The “Prisms” Mark of Quality has fittingly been granted to Esplora, Gallarija Darmanin, Malta International Airport, Malta National Aquarium, the National Museum of Archaeology, the Natural History Museum, Festival ZiguZajg and Eden Cinemas, to all of which Maltese society will forever be grateful, hoping their pioneering acceptance is the catalyst for other establishments, private or otherwise, to make Maltese society an even greater basin of support and inclusivity.

But how do these establishments make it all work? The practicalities are many, of course depending on the style and character of the Mark-of-Quality holder. There are those who carry out physical changes to allow fading lights and music as well as screens. In the case of cinemas, for example, popcorn machines are operated prior to showtime so as to avoid any unnecessary noises, while tickets can be bought either online or via machines that help avoid queues and waiting time. A film’s transmission is not interrupted by intermission or advertisements, with the low lights kept on and the hall doors open.

During visits, other establishments offer individual company to autistic persons for them to have their own different ways of viewing and touring the places in complete comfort and ease.

The project cannot be a static one. It needs to grow and flourish, hence the creation of research-backed online modules on its website and app to provide information on autism – its different sensory, intellectual and social aspects – to educators and youth workers alike who will be encouraged to form their own inclusive classes/groups.

Young, autistic men and women have their social lives and the setting up of temporary hubs and the holding of informal workshops will pave the way for them to integrate much better in society as they eventually join existing hubs where they will make new friends and be able to be a part of the scene on the threshold of full maturity.

The project also addresses the noble objectives of the National Strategy for Autism, the first ever of its kind in Malta and which we launched last November.

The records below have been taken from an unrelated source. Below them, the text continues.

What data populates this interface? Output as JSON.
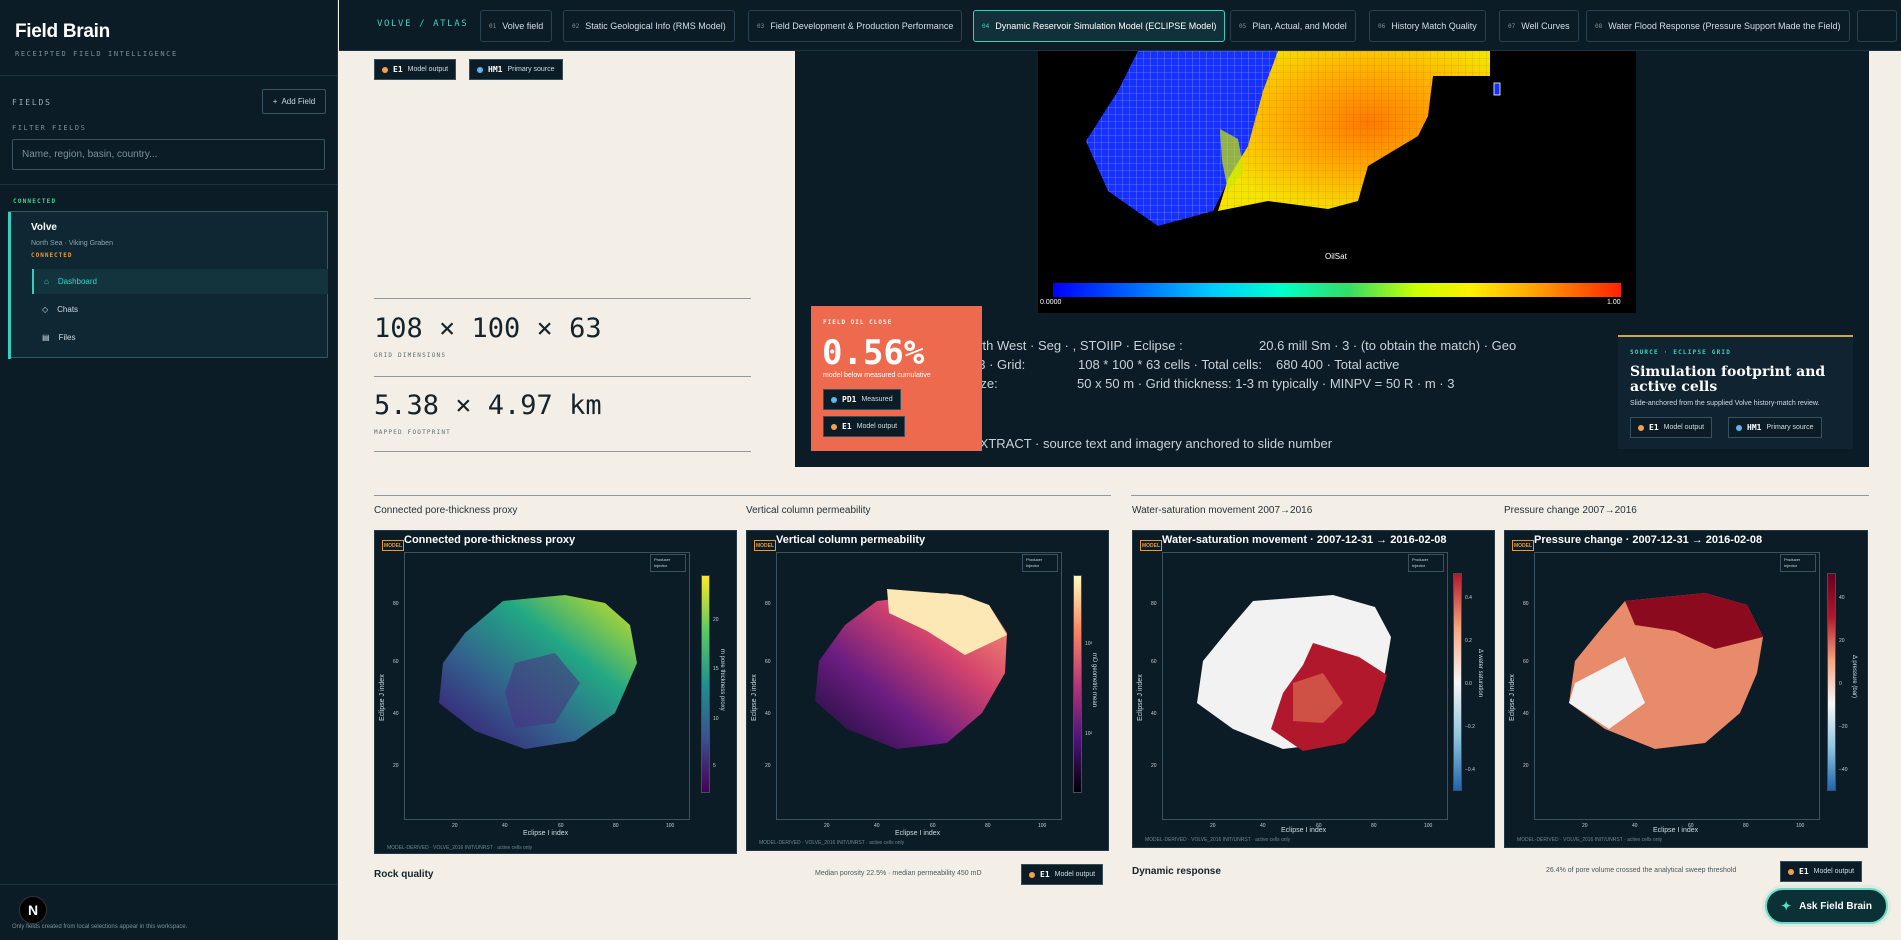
{
  "sidebar": {
    "brand": "Field Brain",
    "tagline": "RECEIPTED FIELD INTELLIGENCE",
    "fields_label": "FIELDS",
    "add_field_label": "Add Field",
    "filter_label": "FILTER FIELDS",
    "filter_placeholder": "Name, region, basin, country...",
    "connected_label": "CONNECTED",
    "field": {
      "name": "Volve",
      "region": "North Sea · Viking Graben",
      "status": "CONNECTED"
    },
    "nav": [
      {
        "icon": "⌂",
        "label": "Dashboard",
        "active": true
      },
      {
        "icon": "◇",
        "label": "Chats",
        "active": false
      },
      {
        "icon": "▤",
        "label": "Files",
        "active": false
      }
    ],
    "footer_text": "Only fields created from local selections appear in this workspace.",
    "n_badge": "N"
  },
  "topnav": {
    "breadcrumb": "VOLVE / ATLAS",
    "tabs": [
      {
        "num": "",
        "label": "Volve field"
      },
      {
        "num": "02",
        "label": "Static Geological Info (RMS Model)"
      },
      {
        "num": "03",
        "label": "Field Development & Production Performance"
      },
      {
        "num": "04",
        "label": "Dynamic Reservoir Simulation Model (ECLIPSE Model)"
      },
      {
        "num": "05",
        "label": "Plan, Actual, and Model"
      },
      {
        "num": "06",
        "label": "History Match Quality"
      },
      {
        "num": "07",
        "label": "Well Curves"
      },
      {
        "num": "08",
        "label": "Water Flood Response (Pressure Support Made the Field)"
      }
    ]
  },
  "chips": {
    "e1_code": "E1",
    "e1_label": "Model output",
    "hm1_code": "HM1",
    "hm1_label": "Primary source",
    "pd1_code": "PD1",
    "pd1_label": "Measured"
  },
  "stats": [
    {
      "value": "108 × 100 × 63",
      "label": "GRID DIMENSIONS"
    },
    {
      "value": "5.38 × 4.97 km",
      "label": "MAPPED FOOTPRINT"
    }
  ],
  "panel": {
    "colorbar_title": "OilSat",
    "colorbar_min": "0.0000",
    "colorbar_max": "1.00",
    "lines": [
      "orth West · Seg · , STOIIP · Eclipse :",
      "20.6 mill Sm · 3 · (to obtain the match) · Geo",
      "n3 · Grid:",
      "108 * 100 * 63 cells · Total cells:",
      "680 400 · Total active",
      "size:",
      "50 x 50 m · Grid thickness: 1-3 m typically · MINPV = 50 R · m · 3",
      "EXTRACT · source text and imagery anchored to slide number"
    ],
    "callout": {
      "label": "FIELD OIL CLOSE",
      "value": "0.56%",
      "sub": "model below measured cumulative"
    },
    "source_card": {
      "label": "SOURCE · ECLIPSE GRID",
      "title": "Simulation footprint and active cells",
      "desc": "Slide-anchored from the supplied Volve history-match review."
    }
  },
  "plots": [
    {
      "caption": "Connected pore-thickness proxy",
      "title": "Connected pore-thickness proxy",
      "xlabel": "Eclipse I index",
      "ylabel": "Eclipse J index",
      "cblabel": "m pore thickness proxy",
      "xticks": [
        "20",
        "40",
        "60",
        "80",
        "100"
      ],
      "yticks": [
        "80",
        "60",
        "40",
        "20"
      ],
      "cbticks": [
        "20",
        "15",
        "10",
        "5"
      ],
      "legend": [
        "Producer",
        "Injector"
      ],
      "foot": "MODEL-DERIVED · VOLVE_2016 INIT/UNRST · active cells only",
      "tag": "MODEL"
    },
    {
      "caption": "Vertical column permeability",
      "title": "Vertical column permeability",
      "xlabel": "Eclipse I index",
      "ylabel": "Eclipse J index",
      "cblabel": "mD geometric mean",
      "xticks": [
        "20",
        "40",
        "60",
        "80",
        "100"
      ],
      "yticks": [
        "80",
        "60",
        "40",
        "20"
      ],
      "cbticks": [
        "10³",
        "10²"
      ],
      "legend": [
        "Producer",
        "Injector"
      ],
      "foot": "MODEL-DERIVED · VOLVE_2016 INIT/UNRST · active cells only",
      "tag": "MODEL"
    },
    {
      "caption": "Water-saturation movement 2007→2016",
      "title": "Water-saturation movement · 2007-12-31 → 2016-02-08",
      "xlabel": "Eclipse I index",
      "ylabel": "Eclipse J index",
      "cblabel": "Δ water saturation",
      "xticks": [
        "20",
        "40",
        "60",
        "80",
        "100"
      ],
      "yticks": [
        "80",
        "60",
        "40",
        "20"
      ],
      "cbticks": [
        "0.4",
        "0.2",
        "0.0",
        "−0.2",
        "−0.4"
      ],
      "legend": [
        "Producer",
        "Injector"
      ],
      "foot": "MODEL-DERIVED · VOLVE_2016 INIT/UNRST · active cells only",
      "tag": "MODEL"
    },
    {
      "caption": "Pressure change 2007→2016",
      "title": "Pressure change · 2007-12-31 → 2016-02-08",
      "xlabel": "Eclipse I index",
      "ylabel": "Eclipse J index",
      "cblabel": "Δ pressure (bar)",
      "xticks": [
        "20",
        "40",
        "60",
        "80",
        "100"
      ],
      "yticks": [
        "80",
        "60",
        "40",
        "20"
      ],
      "cbticks": [
        "40",
        "20",
        "0",
        "−20",
        "−40"
      ],
      "legend": [
        "Producer",
        "Injector"
      ],
      "foot": "MODEL-DERIVED · VOLVE_2016 INIT/UNRST · active cells only",
      "tag": "MODEL"
    }
  ],
  "sections": {
    "rock_title": "Rock quality",
    "rock_note": "Median porosity 22.5% · median permeability 450 mD",
    "dynamic_title": "Dynamic response",
    "dynamic_note": "26.4% of pore volume crossed the analytical sweep threshold"
  },
  "ask_label": "Ask Field Brain",
  "colors": {
    "teal": "#3fd0c1",
    "orange": "#ee6a4e",
    "navy": "#0b1c26",
    "cream": "#f3efe6"
  }
}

It is entirely designed to address a better awareness of autism in Maltese society, to emphasise the educational aspect of inclusivity and to provide open public spaces, such as those already available in the eight founding establishments.

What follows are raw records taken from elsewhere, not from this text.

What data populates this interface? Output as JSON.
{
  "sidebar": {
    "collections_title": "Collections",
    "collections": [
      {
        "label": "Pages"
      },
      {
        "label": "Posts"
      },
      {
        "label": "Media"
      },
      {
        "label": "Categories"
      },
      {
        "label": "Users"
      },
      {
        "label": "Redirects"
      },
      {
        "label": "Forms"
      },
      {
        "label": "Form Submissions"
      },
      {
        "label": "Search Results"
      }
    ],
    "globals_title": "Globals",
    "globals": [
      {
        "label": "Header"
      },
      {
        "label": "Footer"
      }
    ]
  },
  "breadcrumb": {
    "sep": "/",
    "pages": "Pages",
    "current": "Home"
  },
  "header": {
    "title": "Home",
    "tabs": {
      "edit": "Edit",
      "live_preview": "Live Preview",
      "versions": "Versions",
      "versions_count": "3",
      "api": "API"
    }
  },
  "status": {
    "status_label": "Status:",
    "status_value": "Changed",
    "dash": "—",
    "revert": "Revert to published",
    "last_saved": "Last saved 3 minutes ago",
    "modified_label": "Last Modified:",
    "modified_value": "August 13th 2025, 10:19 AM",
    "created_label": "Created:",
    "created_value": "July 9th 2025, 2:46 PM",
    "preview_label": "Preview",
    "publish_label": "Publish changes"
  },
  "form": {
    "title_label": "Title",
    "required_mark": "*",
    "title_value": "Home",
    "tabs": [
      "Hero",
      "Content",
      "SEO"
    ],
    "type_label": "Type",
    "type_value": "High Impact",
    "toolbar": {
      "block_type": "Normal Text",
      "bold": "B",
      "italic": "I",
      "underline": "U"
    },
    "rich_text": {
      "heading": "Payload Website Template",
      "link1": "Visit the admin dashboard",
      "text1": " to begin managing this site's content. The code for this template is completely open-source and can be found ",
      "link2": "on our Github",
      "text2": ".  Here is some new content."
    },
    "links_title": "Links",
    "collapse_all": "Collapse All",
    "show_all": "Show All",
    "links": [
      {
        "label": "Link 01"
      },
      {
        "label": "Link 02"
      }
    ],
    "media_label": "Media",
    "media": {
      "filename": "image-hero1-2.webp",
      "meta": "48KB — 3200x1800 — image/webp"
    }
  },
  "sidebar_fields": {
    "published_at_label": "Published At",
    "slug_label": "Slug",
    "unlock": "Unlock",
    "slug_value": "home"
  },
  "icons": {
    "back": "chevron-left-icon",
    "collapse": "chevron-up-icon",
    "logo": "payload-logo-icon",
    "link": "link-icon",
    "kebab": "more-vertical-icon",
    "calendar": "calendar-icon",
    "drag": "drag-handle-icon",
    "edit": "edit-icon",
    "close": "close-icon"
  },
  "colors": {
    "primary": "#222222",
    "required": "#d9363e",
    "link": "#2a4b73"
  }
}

There is still so much more to do, but the success of this project will go a long way towards consolidating what has been achieved over the past few years when government, its agencies and departments, volunteer organisations, families, academics and consultants, as well as the regional and international institutions, have made of inclusivity and a better quality of life a reality to be proud of. Open arms have opened doors.